Dealing with a violent employee at work—what should an employer do?

March 10, 2016

Topics: Safety in the Workplace

If an employee is violent or threatening violence, what to do will depend on the nature of the violence or the threat.  If an employee is unarmed and simply enraged, a manager, presuming it is safe to do so, should call 911, building security and any other first responders that may be needed.  If an employee becomes violent and is armed with a gun, the first action of anyone in the vicinity should be to run and/or hide, and then call 911 when it is safe to do so.  Employers have obligations to protect the safety of their employees and those visiting its premises. During any incidence of violence or threatened violence, the employer should take what actions it can to ensure their safety by, for example, evacuating individuals as possible, and cooperate with law enforcement personnel.

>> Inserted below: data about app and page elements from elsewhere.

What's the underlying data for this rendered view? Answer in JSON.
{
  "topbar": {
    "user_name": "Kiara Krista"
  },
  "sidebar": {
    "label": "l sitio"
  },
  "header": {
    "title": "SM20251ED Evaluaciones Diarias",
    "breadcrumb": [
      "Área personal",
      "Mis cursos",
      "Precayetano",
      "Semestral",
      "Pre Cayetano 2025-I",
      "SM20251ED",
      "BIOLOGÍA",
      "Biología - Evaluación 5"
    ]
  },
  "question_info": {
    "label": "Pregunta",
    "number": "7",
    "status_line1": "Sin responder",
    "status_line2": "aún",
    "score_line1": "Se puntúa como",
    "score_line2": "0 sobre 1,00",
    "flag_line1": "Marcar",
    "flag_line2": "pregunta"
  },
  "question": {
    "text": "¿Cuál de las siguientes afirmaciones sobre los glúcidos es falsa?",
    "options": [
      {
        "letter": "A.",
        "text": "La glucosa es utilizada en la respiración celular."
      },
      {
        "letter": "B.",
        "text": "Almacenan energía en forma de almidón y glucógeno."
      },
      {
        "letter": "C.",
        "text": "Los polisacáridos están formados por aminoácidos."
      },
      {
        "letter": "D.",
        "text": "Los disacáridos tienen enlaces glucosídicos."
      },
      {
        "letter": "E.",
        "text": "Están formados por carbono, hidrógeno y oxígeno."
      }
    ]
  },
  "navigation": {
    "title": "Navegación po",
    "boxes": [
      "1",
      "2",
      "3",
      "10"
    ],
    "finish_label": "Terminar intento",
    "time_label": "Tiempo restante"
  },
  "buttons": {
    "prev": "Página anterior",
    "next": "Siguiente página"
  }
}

Unfortunately, dealing with workplace violence has become more prevalent in society.  Preparation can be important.  Employees who know what to do during such incidents are more likely to protect themselves and others.  On-line videos regarding surviving an active shooter event can be viewed for FBI, Department of Homeland Security and other government-agency advice on what to do.  Employers can help protect their employees by, among other things, providing training on recognizing and responding to threats and violence, and securing the workplace by limited access and installing cameras, lighting and alarms.

Following any such incident, the employer, in conjunction with law enforcement personnel, should document the incident and take witness statements.  The employer should conduct an investigation into the incident, to determine safety measure that may need to be taken to protect its employees in the event of further incidents—however getting a security review prior to any such incident may also be prudent.

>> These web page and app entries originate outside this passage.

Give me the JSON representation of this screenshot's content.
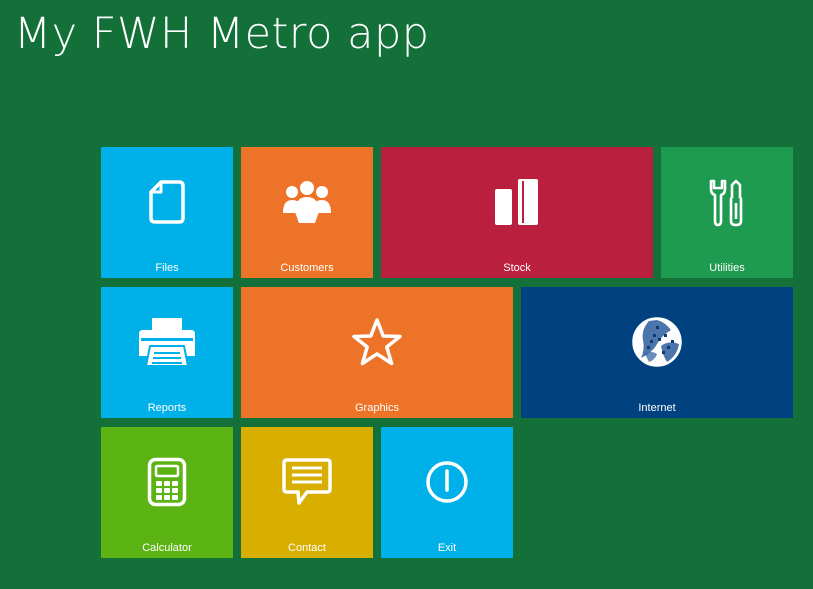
{
  "header": {
    "title": "My FWH Metro app"
  },
  "tiles": [
    {
      "label": "Files",
      "icon": "document-icon",
      "color": "#00B0E8"
    },
    {
      "label": "Customers",
      "icon": "users-group-icon",
      "color": "#ED7328"
    },
    {
      "label": "Stock",
      "icon": "bar-chart-icon",
      "color": "#BA1F3D"
    },
    {
      "label": "Utilities",
      "icon": "tools-icon",
      "color": "#1F9A51"
    },
    {
      "label": "Reports",
      "icon": "printer-icon",
      "color": "#00B0E8"
    },
    {
      "label": "Graphics",
      "icon": "star-icon",
      "color": "#ED7328"
    },
    {
      "label": "Internet",
      "icon": "globe-icon",
      "color": "#004280"
    },
    {
      "label": "Calculator",
      "icon": "calculator-icon",
      "color": "#5CB314"
    },
    {
      "label": "Contact",
      "icon": "chat-bubble-icon",
      "color": "#D8AE00"
    },
    {
      "label": "Exit",
      "icon": "power-icon",
      "color": "#00B0E8"
    }
  ],
  "colors": {
    "background": "#127038",
    "text": "#FFFFFF"
  }
}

After the formerly violent employee is taken into police custody, he or she should be fired by the employer.  However, the details of how this is done will depend on the circumstances.

Employers should have a policy in place that states that the employer will have zero-tolerance for workplace violence, threats of violence or similar conduct, and that such acts are terminable offenses.  Employers should also have policies in place that allow employers to access lockers, desks, vehicles, computer usage and email, in an effort to recognize potentially violent behaviors and threats.